After making us wait for excruciating two years that felt like twenty, ‘Mindhunter’ returns with a strong season that delivers the chills and the excitement that its crisp, gloomy teasers had promised. It gives the audience exactly what they wanted in the form of Manson and Berkowitz interviews while steering the series in a pleasantly unexpected direction which might determine the course of the future seasons. The Atlanta Child Murders are the highlight, but there are a lot of other things with which David Fincher continues to engage the imagination of his audience. If you haven’t yet seen the series, catch it on Netflix.
Proceed with caution. SPOILERS AHEAD
Summary of the Plot
The first season of ‘Mindhunter’ had Special Agents Holden Ford and Bill Tench interviewing serial killers, a term they later coin, with the help of Dr Wendy Carr. Some big names become their subjects and their study gains momentum and finds a proper direction. It ends on an unnerving note when Holden flies too close to the sun and ends up with a panic attack. The second season picks up immediately after that. Tench has to get him out of the hospital while Robert Shepard has to pay the price for his arrogant behaviour that got the team in murky waters earlier. With a new head, the unit expands and finds a breakthrough moment with the Atlanta case. Meanwhile, Tench’s relationship with his wife deteriorates and Wendy tests new waters, both professionally and personally.
The Atlanta Child Murders Case

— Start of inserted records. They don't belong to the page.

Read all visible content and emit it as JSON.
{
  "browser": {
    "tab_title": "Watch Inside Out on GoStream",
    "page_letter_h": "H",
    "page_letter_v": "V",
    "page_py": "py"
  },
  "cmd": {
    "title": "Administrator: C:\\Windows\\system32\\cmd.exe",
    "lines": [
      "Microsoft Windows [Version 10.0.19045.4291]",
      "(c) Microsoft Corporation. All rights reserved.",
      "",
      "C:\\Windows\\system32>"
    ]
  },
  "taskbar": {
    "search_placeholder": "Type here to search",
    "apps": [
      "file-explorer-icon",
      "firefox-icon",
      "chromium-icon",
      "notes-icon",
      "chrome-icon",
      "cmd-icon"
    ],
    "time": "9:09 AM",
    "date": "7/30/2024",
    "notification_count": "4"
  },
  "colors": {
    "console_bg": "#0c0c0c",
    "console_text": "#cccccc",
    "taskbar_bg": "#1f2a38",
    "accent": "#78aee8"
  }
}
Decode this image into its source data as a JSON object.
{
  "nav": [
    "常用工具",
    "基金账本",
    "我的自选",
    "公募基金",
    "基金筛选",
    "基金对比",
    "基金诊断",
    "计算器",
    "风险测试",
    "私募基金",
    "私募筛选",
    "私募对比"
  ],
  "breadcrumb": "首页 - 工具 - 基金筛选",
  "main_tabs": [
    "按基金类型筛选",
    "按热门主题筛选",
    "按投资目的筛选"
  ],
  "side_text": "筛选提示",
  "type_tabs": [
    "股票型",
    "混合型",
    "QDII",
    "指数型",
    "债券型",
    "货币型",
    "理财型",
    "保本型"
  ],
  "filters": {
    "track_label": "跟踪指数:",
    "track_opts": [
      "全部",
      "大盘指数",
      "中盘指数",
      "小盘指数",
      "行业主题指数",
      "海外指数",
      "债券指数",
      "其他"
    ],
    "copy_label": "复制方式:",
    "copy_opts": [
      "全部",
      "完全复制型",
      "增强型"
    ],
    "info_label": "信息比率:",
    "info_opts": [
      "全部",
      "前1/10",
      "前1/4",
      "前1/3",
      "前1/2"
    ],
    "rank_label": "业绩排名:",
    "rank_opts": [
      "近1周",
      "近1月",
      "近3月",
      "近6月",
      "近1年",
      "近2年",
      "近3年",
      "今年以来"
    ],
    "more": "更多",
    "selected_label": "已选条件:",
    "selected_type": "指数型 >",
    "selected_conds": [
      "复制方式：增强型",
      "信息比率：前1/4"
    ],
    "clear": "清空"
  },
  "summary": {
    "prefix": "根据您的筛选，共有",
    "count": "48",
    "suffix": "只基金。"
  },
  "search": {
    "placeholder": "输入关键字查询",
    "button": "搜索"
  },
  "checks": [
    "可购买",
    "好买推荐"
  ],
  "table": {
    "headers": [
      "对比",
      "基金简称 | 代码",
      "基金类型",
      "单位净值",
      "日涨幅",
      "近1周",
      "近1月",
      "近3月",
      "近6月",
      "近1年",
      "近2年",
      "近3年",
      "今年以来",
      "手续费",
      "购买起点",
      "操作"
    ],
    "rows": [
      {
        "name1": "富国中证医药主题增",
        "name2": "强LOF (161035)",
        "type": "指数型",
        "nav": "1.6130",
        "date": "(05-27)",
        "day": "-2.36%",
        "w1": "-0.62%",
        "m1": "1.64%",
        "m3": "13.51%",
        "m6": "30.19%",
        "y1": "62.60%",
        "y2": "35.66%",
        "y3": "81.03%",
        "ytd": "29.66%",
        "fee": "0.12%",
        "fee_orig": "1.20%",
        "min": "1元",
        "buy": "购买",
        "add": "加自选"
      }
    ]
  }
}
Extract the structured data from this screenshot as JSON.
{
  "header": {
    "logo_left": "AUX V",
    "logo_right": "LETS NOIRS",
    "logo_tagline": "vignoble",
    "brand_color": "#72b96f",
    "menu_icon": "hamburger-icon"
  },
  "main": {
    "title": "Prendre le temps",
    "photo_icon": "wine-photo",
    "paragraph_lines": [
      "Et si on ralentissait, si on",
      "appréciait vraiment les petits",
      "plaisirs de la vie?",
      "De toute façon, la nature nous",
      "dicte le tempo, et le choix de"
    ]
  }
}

The second season of ‘Mindhunter’ took a considerable turn from its approach in the first season. Previously, the focus was on learning. There were more interviews with various killers. There were some here and there cases, but they were more of side projects. This time, after the fifth episode, the narrative is completely taken over by the Atlanta case where the practicality of the Behavioural Science Unit gets tested.
Holden, as always, seems to have grasped the situation. He has a clear-cut picture of the killer’s profile and comes up with some ideas to catch him. He knows what he is doing, and all the cases that he had worked in the previous season had yielded great results. He had been hailed for his ability to profile the culprits. He goes to Atlanta believing something similar to happen. Instead, he gets a completely different picture. This case isn’t like the others. This one is not marred just with brutality, but also with politics, race relations and a lot of red tapes.